NBC Wants to Unload Pax

Nov 17, 2003  •  Post A Comment

It looks as if Lowell “Bud” Paxson’s dream of launching a new television network has died.
With NBC’s decision last week to unwind its 32 percent stake in Paxson Communications, Mr. Paxson’s plan to tap NBC’s programming has gone up in smoke, leaving the broadcaster with nothing but a huge debt load and a string of low-power television stations.
At first blush, NBC’s request that Paxson redeem the 41,500 preferred shares that NBC got in exchange for its $415 million investment in 1999 seems like a win-win for both companies: West Palm Beach, Fla.-based Paxson is able to search for either a strategic partner or buyer without NBC’s interference. And NBC gets a nice premium for its investment (the securities are worth around $549.2 million, including interest.
“This frees Paxson up because before, any buyer would be negotiating with NBC as well as with Paxson,” one media analyst said. “It would have been hard to do a deal.”
Paxson’s value is estimated at between $2.9 billion and $3.1 billion, according to investment banker BIA Financial.
Wall Street appeared to support that theory, pushing Paxson shares up 20 percent Thursday to $6. Yet upon closer look, NBC’s move effectively kills Mr. Paxson’s dream of turning his Pax network into a contender to the major broadcasters. Indeed, after much fanfare several years ago, with plans to launch a network that served up family-friendly fare, Pax is now home to mostly reruns. Daytime hours are dominated by infomercials-a move taken in January to help the debt-laden company cut programming costs. Another expense saver: staff cuts.
Mr. Paxso said during the company’s third-quarter earnings call that Paxson is on the hunt for original programming, but stressed that they would not throw lots of money at the effort.
Furthermore, his focus seems to be more on finding either a programming partner or selling some or all of the company’s 60 television stations. Mr. Paxson said he thought his chances to find a buyer or a partner would rise significantly once the Federal Communications Commission passed multicast must-carry rules this fall, something he is confident will happen. And since Paxson has completed its digital buildout at many of its stations, Mr. Paxton said the company is well positioned to take advantage the new rules.
Mr. Paxson said he has had discussions with programmers about renting out some of Paxson’s digital channels, providing what Mr. Paxson described as an opportunity to create four or five more networks. “We are a one-stop shop,” Mr. Paxson. “They are going to come to us first.
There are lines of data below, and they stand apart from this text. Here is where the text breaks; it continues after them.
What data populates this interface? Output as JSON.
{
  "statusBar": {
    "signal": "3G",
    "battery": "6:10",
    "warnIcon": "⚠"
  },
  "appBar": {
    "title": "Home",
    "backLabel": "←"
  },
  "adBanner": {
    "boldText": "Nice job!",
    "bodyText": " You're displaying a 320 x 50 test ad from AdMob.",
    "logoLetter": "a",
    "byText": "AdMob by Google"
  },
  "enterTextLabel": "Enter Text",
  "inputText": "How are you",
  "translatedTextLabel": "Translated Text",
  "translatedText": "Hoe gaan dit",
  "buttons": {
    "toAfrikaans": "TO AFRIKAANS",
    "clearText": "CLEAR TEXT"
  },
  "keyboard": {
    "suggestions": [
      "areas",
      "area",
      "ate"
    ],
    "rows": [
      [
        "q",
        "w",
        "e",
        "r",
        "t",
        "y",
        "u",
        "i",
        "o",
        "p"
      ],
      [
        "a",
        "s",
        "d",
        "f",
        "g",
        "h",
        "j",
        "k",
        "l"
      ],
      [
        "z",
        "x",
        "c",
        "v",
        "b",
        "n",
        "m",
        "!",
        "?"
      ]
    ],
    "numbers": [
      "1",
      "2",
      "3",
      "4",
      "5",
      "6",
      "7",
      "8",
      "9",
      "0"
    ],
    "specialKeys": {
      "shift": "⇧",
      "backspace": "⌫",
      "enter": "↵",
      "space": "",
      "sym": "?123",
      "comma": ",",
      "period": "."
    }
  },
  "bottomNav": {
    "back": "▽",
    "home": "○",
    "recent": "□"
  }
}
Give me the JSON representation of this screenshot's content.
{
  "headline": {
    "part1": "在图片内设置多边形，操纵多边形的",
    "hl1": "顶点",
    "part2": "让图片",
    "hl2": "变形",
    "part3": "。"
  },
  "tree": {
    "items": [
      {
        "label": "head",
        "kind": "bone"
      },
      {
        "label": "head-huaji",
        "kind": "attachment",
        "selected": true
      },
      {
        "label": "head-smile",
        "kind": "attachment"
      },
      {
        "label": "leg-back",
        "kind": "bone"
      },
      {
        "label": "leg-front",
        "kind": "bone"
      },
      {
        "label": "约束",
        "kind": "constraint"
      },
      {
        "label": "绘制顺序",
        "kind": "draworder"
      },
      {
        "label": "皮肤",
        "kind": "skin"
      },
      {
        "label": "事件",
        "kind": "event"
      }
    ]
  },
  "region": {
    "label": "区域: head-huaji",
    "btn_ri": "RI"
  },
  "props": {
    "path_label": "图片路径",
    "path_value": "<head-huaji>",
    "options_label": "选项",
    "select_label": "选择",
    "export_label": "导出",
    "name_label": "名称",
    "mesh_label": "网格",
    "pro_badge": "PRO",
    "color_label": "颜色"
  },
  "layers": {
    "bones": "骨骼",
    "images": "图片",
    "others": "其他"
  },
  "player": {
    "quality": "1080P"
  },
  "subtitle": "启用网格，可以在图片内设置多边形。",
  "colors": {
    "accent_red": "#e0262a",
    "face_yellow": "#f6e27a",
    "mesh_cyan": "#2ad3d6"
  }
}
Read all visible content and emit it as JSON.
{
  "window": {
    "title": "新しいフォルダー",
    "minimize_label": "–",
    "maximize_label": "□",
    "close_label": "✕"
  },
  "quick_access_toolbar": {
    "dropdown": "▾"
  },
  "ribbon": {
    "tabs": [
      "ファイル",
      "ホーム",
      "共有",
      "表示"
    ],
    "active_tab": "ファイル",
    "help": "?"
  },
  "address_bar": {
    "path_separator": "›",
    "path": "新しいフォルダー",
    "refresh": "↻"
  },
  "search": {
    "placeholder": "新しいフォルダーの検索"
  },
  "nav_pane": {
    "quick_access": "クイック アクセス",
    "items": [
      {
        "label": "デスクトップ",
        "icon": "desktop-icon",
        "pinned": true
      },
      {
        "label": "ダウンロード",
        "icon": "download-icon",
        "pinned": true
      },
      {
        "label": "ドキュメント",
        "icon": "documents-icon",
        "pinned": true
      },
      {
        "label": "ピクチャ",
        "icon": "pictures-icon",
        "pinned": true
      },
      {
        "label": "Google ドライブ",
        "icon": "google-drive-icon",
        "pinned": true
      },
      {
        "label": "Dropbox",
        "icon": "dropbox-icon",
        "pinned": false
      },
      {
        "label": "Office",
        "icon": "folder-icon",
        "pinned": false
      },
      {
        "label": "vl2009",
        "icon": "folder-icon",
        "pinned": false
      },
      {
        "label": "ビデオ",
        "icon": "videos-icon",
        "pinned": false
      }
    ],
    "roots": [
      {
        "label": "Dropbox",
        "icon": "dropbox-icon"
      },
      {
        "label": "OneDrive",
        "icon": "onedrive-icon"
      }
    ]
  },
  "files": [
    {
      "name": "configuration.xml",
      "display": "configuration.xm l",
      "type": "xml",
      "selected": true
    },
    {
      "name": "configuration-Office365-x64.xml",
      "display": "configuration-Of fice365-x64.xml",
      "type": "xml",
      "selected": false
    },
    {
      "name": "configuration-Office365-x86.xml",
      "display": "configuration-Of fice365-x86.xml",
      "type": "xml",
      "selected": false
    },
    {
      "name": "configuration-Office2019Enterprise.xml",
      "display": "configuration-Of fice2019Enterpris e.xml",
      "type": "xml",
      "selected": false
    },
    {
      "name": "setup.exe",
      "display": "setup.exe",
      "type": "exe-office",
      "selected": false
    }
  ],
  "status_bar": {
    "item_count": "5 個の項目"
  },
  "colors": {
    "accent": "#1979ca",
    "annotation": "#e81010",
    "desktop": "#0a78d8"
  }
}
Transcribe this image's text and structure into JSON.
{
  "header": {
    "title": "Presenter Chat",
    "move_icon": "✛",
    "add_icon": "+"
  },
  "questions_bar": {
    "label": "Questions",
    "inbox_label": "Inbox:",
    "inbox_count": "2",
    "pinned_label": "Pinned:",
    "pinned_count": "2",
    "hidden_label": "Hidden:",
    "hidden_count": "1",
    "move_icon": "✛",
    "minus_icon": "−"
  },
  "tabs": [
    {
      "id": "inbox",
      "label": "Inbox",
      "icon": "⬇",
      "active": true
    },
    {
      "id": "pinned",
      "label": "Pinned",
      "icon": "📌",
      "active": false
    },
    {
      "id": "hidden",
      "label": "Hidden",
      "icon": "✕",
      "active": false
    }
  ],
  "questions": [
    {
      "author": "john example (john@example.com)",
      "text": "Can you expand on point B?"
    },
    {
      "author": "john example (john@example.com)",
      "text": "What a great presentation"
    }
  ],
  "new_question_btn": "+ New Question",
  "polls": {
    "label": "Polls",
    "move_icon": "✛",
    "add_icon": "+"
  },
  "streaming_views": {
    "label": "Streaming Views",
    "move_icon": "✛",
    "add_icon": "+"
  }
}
Our company is in an excellent position because of reach.”
“Fundamentally, we are exiting not because we don’t like the assets, but because we are disappointed with management and their business plan,” said Brandon Burgess, NBC’s executive VP of business development. “There was no way to help them, because we were excluded from management.”
Even as the two companies sever ties, the battling continues. Paxson claims it has until Sept. 14, 2004, to decide whether to redeem NBC’s stake, and is well within its rights to turn the network down and let the investment contract expire as scheduled next September. NBC doesn’t see things that way and expects to get paid, even though Paxson has acknowledged it’s short on that kind of cash.
A Paxson spokeswoman declined comment, beyond issuing a press release, on NBC’s redemption request.